What will the Fed say today?
Tuesday March 16, 2010
Posted 8 a.m. Eastern
The Federal Open Market Committee meets today, a meeting that occurs as consumers are gradually starting to spend again and the economy continues to improve. Although an interest rate hike is the last lever the Fed wants to pull, is this the meeting in which the "exceptionally low levels ... for an extended period" language starts to get tweaked?
The Fed also appears committed to halting mortgage purchases, with the days of both record low mortgage rates and nearly zero mortgage rate volatility are numbered.
A cautious tone and pace from the Fed is to be expected, considering all the uncertainty about the sustainability of consumer spending and economic growth. The lingering question is, where is the economic growth going to come from? We need the growth to create the jobs that spurs the spending. Right now, everything is leaning against the pillar of government support. Without it, consumer spending and economic improvement are nothing more than two drunks propping each other up in an alley. The path of the housing market is susceptible to any substantive rise in mortgage rates, likely expiration of the homebuyer tax credit, and the ever-expanding inventory of foreclosed homes.

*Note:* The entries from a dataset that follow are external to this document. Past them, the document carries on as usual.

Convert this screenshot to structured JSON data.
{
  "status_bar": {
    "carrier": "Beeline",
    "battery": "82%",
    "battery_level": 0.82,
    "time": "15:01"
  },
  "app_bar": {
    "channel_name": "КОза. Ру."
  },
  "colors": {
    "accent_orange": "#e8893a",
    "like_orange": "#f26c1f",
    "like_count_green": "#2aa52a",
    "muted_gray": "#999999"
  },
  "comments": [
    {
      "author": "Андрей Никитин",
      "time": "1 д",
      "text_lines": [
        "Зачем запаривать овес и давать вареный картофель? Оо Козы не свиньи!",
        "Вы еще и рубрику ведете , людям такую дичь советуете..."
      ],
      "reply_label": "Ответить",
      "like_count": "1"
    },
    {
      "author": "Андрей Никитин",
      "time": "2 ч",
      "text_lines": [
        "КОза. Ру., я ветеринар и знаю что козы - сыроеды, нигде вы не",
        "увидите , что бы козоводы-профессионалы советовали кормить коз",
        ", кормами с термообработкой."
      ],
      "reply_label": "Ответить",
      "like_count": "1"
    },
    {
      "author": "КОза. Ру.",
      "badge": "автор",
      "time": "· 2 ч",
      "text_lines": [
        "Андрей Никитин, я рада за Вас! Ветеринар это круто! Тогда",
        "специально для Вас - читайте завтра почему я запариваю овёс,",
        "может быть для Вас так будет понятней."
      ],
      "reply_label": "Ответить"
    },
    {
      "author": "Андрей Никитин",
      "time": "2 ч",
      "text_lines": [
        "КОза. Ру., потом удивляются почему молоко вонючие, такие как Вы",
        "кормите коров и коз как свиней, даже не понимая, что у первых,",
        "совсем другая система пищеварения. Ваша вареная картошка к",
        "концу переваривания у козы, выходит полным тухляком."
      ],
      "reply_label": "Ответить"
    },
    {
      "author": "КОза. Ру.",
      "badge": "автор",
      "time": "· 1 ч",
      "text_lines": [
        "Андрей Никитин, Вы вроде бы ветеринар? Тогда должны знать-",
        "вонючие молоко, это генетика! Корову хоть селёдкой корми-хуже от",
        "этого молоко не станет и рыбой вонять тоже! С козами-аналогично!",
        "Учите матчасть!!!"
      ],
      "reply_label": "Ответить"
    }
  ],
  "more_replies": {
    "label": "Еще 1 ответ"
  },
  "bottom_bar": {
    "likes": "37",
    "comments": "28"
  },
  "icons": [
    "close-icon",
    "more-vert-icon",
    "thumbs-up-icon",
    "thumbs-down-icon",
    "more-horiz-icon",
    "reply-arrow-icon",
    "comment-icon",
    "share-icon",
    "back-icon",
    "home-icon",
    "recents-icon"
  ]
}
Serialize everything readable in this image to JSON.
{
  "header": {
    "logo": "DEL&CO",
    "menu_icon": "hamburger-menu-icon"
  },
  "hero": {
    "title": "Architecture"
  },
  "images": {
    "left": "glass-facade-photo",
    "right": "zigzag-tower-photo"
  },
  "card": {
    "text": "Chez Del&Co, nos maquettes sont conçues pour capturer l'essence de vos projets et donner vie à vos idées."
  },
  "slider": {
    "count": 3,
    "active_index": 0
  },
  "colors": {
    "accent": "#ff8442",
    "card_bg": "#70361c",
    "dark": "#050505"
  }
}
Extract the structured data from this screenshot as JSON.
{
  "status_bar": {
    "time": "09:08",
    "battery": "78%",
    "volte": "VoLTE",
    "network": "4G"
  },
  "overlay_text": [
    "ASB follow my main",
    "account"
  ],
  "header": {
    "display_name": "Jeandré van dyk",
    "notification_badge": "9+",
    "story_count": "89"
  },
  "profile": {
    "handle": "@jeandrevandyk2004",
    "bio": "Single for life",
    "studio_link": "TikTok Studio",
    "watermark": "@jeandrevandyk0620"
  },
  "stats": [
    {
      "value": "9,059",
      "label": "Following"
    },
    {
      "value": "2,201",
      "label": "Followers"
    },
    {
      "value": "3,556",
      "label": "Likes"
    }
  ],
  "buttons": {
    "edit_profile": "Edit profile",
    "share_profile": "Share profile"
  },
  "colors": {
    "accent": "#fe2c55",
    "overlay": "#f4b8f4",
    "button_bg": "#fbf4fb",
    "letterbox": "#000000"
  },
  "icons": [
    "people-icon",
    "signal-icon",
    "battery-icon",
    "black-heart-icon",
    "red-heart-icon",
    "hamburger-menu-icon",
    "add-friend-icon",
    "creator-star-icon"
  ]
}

The Fed is in no hurry to raise interest rates, as we know, and it may not even want to hint at it by tweaking the language of its statement. Don't be surprised if it punts to the next meeting at the end of April, buying more time to evaluate mortgage rates and the job market.
Read more Fed blogs.